= Problem statement =
Return the lines of the data below in which the string "this" occurs.

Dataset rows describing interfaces
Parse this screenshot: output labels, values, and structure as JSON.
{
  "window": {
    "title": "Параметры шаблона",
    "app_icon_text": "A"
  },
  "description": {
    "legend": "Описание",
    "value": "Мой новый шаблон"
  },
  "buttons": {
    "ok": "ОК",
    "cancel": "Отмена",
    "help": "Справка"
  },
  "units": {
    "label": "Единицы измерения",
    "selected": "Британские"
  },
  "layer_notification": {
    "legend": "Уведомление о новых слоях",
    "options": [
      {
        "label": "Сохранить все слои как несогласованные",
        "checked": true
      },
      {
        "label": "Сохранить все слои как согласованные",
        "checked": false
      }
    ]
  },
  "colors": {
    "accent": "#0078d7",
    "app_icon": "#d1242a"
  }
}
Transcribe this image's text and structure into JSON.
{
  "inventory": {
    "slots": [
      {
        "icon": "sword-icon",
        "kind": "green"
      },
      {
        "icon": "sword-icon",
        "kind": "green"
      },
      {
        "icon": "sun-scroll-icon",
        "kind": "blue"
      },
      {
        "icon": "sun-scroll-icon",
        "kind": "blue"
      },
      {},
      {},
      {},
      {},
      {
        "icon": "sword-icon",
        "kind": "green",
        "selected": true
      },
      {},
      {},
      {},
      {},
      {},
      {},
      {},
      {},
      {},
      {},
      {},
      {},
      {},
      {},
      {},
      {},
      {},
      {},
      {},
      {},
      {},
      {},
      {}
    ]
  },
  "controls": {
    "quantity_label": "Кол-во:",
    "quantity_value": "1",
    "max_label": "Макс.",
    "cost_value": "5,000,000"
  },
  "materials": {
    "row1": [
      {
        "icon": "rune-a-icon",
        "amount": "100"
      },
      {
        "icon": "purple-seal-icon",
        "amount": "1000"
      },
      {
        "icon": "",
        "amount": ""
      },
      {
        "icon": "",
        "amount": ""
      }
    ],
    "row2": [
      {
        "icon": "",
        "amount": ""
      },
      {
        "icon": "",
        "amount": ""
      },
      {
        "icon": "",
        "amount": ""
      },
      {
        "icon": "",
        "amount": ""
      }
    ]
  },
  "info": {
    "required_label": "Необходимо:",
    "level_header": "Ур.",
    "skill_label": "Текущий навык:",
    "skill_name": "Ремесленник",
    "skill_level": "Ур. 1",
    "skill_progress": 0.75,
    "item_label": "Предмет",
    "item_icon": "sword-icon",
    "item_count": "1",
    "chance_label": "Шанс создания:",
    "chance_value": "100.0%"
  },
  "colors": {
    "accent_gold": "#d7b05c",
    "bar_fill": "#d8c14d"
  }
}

= Reply =
Parse this screenshot: output labels, values, and structure as JSON.
Transcribe this image's text and structure into JSON.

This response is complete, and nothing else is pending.